In his evidence, Chapman said he first contacted the Sun about Venables because he was unhappy about the way he was given special treatment and then turned to other newspapers in an attempt to stop his Sun contact “pestering” him.

He told jurors he would send images of his prison ID card and a wage slip as confirmation to journalists, although there was no evidence he sent it to Savage.

But prosecutor Jonathan Rees QC queried the public interest of stories he described as “drivel” and “tittle tattle”, and asked Chapman: “Is it important that Jon Venables likes Harry Potter?”

In turn, Savage denied knowing the identity of his source, saying he used Chapman’s knowledge of Venables’ new name as a codeword to check his credibility.

He told the court it never occurred to him that he was in fact a serving prison officer but, if he had known, it would not have mattered “in the slightest”.

The NotW journalist also denied knowing who Chapman was or receiving images of his ID card and wage slip, despite an email to a NotW boss which suggested the opposite.

The defendant went on to insist that it was in the public interest that the newspaper exposed Venables’ “comfortable” lifestyle behind bars.

The journalist said: “This was a public interest story we were writing about Jon Venables, who abducted a two-year-old from a shopping centre, tortured and murdered him.

“He had been taken in by the Prison Service, given millions of pounds for a new identity, then repeat-offended and the Prison Service deal with it by making his life as comfortable as possible.”

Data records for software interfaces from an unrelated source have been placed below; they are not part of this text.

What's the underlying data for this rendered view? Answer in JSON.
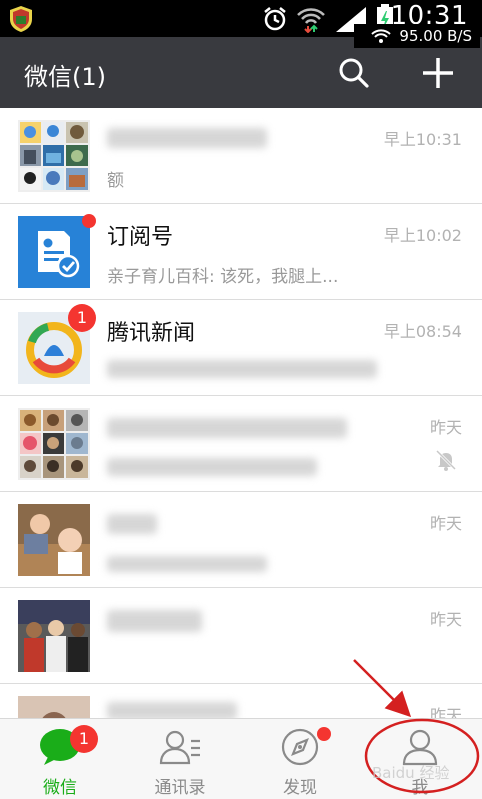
{
  "status_bar": {
    "time": "10:31",
    "net_speed": "95.00 B/S"
  },
  "header": {
    "title": "微信(1)",
    "search_icon": "search-icon",
    "add_icon": "plus-icon"
  },
  "chats": [
    {
      "name": "",
      "preview": "额",
      "time": "早上10:31"
    },
    {
      "name": "订阅号",
      "preview": "亲子育儿百科: 该死，我腿上...",
      "time": "早上10:02"
    },
    {
      "name": "腾讯新闻",
      "preview": "",
      "time": "早上08:54",
      "badge": "1"
    },
    {
      "name": "",
      "preview": "",
      "time": "昨天"
    },
    {
      "name": "",
      "preview": "",
      "time": "昨天"
    },
    {
      "name": "",
      "preview": "",
      "time": "昨天"
    },
    {
      "name": "",
      "preview": "",
      "time": "昨天"
    }
  ],
  "tabs": [
    {
      "label": "微信",
      "badge": "1",
      "icon": "chat-bubble-icon"
    },
    {
      "label": "通讯录",
      "icon": "contacts-icon"
    },
    {
      "label": "发现",
      "icon": "compass-icon"
    },
    {
      "label": "我",
      "icon": "person-icon"
    }
  ],
  "watermark": "Baidu 经验",
  "colors": {
    "header_bg": "#393a3f",
    "accent_green": "#1aad19",
    "badge_red": "#f43530",
    "annotation_red": "#d42020"
  }
}
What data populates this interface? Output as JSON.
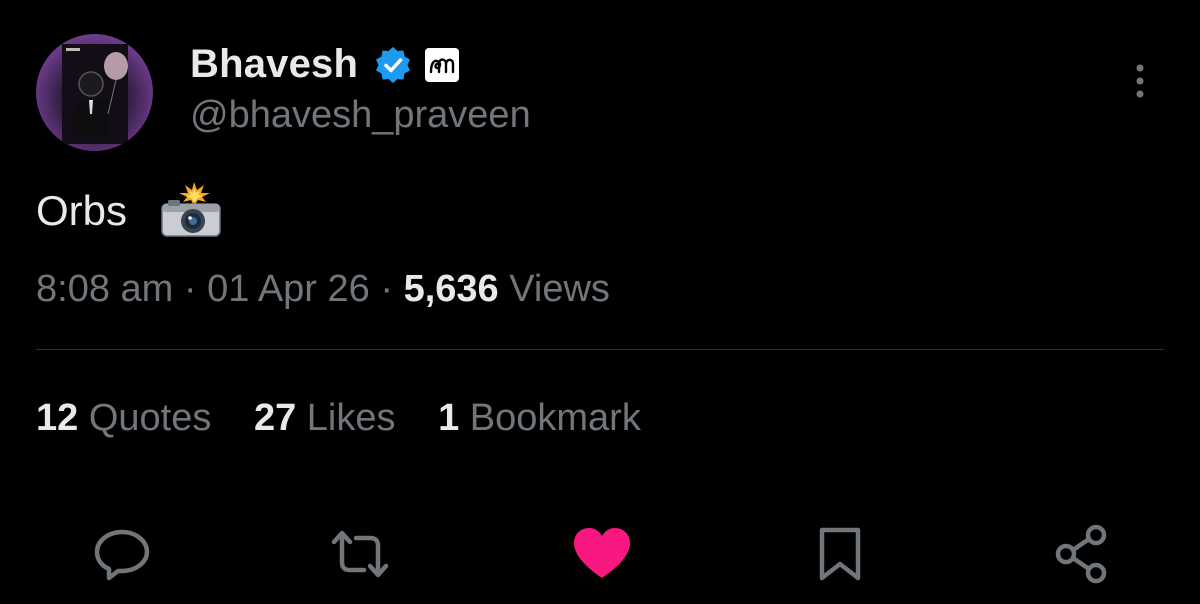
{
  "author": {
    "display_name": "Bhavesh",
    "handle": "@bhavesh_praveen",
    "verified": true,
    "avatar_icon": "avatar-astronaut-with-balloon"
  },
  "tweet": {
    "text": "Orbs",
    "emoji_icon": "camera-with-flash-icon",
    "time": "8:08 am",
    "date": "01 Apr 26",
    "views_count": "5,636",
    "views_label": "Views",
    "separator": "·"
  },
  "stats": {
    "quotes_count": "12",
    "quotes_label": "Quotes",
    "likes_count": "27",
    "likes_label": "Likes",
    "bookmarks_count": "1",
    "bookmarks_label": "Bookmark"
  },
  "actions": [
    "reply-icon",
    "retweet-icon",
    "like-icon",
    "bookmark-icon",
    "share-icon"
  ],
  "colors": {
    "background": "#000000",
    "text_primary": "#e7e9ea",
    "text_secondary": "#71767b",
    "verified": "#1d9bf0",
    "like_active": "#f91880",
    "divider": "#2f3336"
  }
}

Chapman, 42, and Gaffney, 40, of Corby, Northamptonshire, denied misconduct in a public office. Savage, 37, from south London, and the NotW reporter denied conspiracy to commit misconduct in a public office.

For legal reasons, the convictions on Tuesday could not be reported until today.


Cop faces multiple sexual misconduct charges

PC Adam Rushton
PC Adam Rushton

A Staffordshire Police officer is set to face trial over multiple sex-related misconduct charges after denying the offences in court.

Adam Rushton is facing 10 counts of misconduct in a public office and two charges of obtaining the personal data of two women without proper permission while on duty as a serving constable with the force.

Rushton, 37, sat composed in the dock throughout the brief hearing at Birmingham Crown Court, wearing a suit, striped tie and black-rimmed glasses.

He entered not guilty pleas to each charge on the indictment as they were put to him.

The offences are all alleged to have happened between June 2006 and October 2012, and they relate to seven different women.

He is facing six allegations that he had sex with women while he was supposed to be working, and a further two accusations that he carried out social visits to women with whom he was having a relationship, also while on duty.

Rushton, of Hilltop Avenue, Newcastle-under-Lyme, Staffordshire, is also accused of grooming a vulnerable woman for sexual contact, and further charged with going to another woman’s address with the intention of having sex, both while at work.

The charges follow an investigation by Staffordshire Police and the Independent Police Complaints Commission (IPCC).

Judge Roderick Henderson told him his trial was set to take place next March, and bailed him to that date.

Addressing the defendant, he said: “Your trial will probably take place on March 16 2015.

“Whatever the date of your trial, it will be your job to stay in touch with your lawyers and ensure you turn up in good time.”

The judge made an order in court banning the identification of the women named in the indictment.